Lots of musicians “went country” in the late 1960s — think about country-rock outfits like Rising Sons and Bob Dylan going to record in Nashville. Buffy Sainte-Marie was at the front end of that curve with her 1968 album I’m Gonna Be a Country Girl Again (released shortly before Sweetheart of the Rodeo and Joan Baez‘s incursions into country). While other artists sometimes created hybrid music, Sainte-Marie for the most part made an authentic Nashville album, complete with A-list Nashville session players (Grady Martin, The Jordanaires, Floyd Cramer, etc.). This compares favorably to any late 1960s Loretta Lynn album, for example. Sainte-Marie tried all sorts of different things on her late 1960s and early 70s albums. She was remarkably versatile, and willing to venture outside folk music. Other other hand, while side one of the album is great, side two suffers from having a few songs (“Tall Trees in Georgia” and a re-recording of “Now That the Buffalo’s Gone”) that return to the folk sounds of her early career. Sticking with the Nashville sound throughout would have been more effective. Still, that is a small issue on an otherwise great album — the folk songs are fine, just out of place. For what it’s worth, it is kind of great that Sainte-Marie’s foray into country music is immune to criticisms of cultural appropriation. Would anyone really accuse a musician with native Cree heritage of that?

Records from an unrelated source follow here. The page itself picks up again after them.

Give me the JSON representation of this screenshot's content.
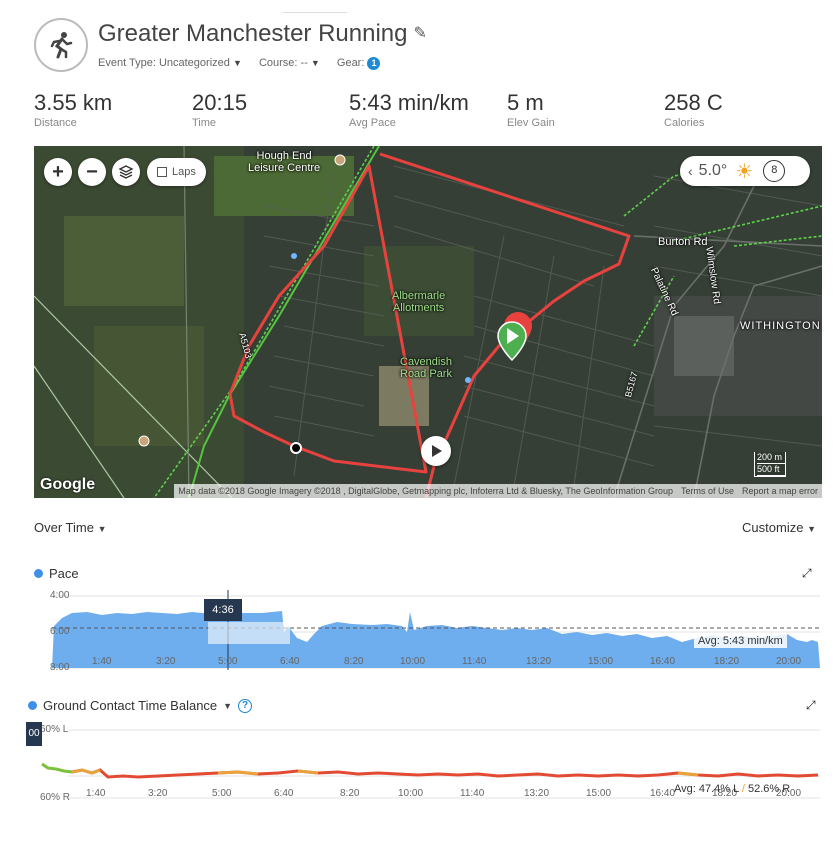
{
  "header": {
    "title": "Greater Manchester Running",
    "activity_icon": "running-person-icon",
    "event_type": "Event Type: Uncategorized",
    "course": "Course: --",
    "gear_label": "Gear:",
    "gear_count": "1"
  },
  "stats": [
    {
      "value": "3.55 km",
      "label": "Distance"
    },
    {
      "value": "20:15",
      "label": "Time"
    },
    {
      "value": "5:43 min/km",
      "label": "Avg Pace"
    },
    {
      "value": "5 m",
      "label": "Elev Gain"
    },
    {
      "value": "258 C",
      "label": "Calories"
    }
  ],
  "map": {
    "laps_label": "Laps",
    "temperature": "5.0°",
    "wind": "8",
    "labels": {
      "hough_end": "Hough End\nLeisure Centre",
      "albermarle": "Albermarle\nAllotments",
      "cavendish": "Cavendish\nRoad Park",
      "burton": "Burton Rd",
      "withington": "WITHINGTON",
      "palatine": "Palatine Rd",
      "wilmslow": "Wilmslow Rd",
      "b5167": "B5167",
      "a5103": "A5103"
    },
    "google": "Google",
    "attribution": "Map data ©2018 Google Imagery ©2018 , DigitalGlobe, Getmapping plc, Infoterra Ltd & Bluesky, The GeoInformation Group",
    "terms": "Terms of Use",
    "report": "Report a map error",
    "scale_m": "200 m",
    "scale_ft": "500 ft",
    "colors": {
      "route": "#e8423f",
      "start": "#4caf50"
    }
  },
  "controls": {
    "over_time": "Over Time",
    "customize": "Customize"
  },
  "pace_chart": {
    "title": "Pace",
    "y_labels": [
      "4:00",
      "6:00",
      "8:00"
    ],
    "x_ticks": [
      "1:40",
      "3:20",
      "5:00",
      "6:40",
      "8:20",
      "10:00",
      "11:40",
      "13:20",
      "15:00",
      "16:40",
      "18:20",
      "20:00"
    ],
    "tooltip": "4:36",
    "avg": "Avg: 5:43 min/km",
    "color": "#5ea4ec"
  },
  "gct_chart": {
    "title": "Ground Contact Time Balance",
    "y_labels": [
      "60% L",
      "60% R"
    ],
    "x_ticks": [
      "1:40",
      "3:20",
      "5:00",
      "6:40",
      "8:20",
      "10:00",
      "11:40",
      "13:20",
      "15:00",
      "16:40",
      "18:20",
      "20:00"
    ],
    "tooltip": "00",
    "avg_prefix": "Avg: 47.4% L",
    "avg_sep": "/",
    "avg_suffix": "52.6% R",
    "colors": {
      "high": "#e34a33",
      "mid": "#e8a33c",
      "low": "#7cc13d"
    }
  }
}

The album was a flop. There are numerous explanations. But among the more unusual ones was that President Lyndon Johnson sent letters to radio stations on White House stationary to convince them to blacklist her in response to her anti-war song “Universal Soldier” becoming a hit (for Donovan). Despite its lack of success at the time, this is an album worthy of reappraisal. For that matter, Buffy Sainte-Marie’s entire career deserves more attention.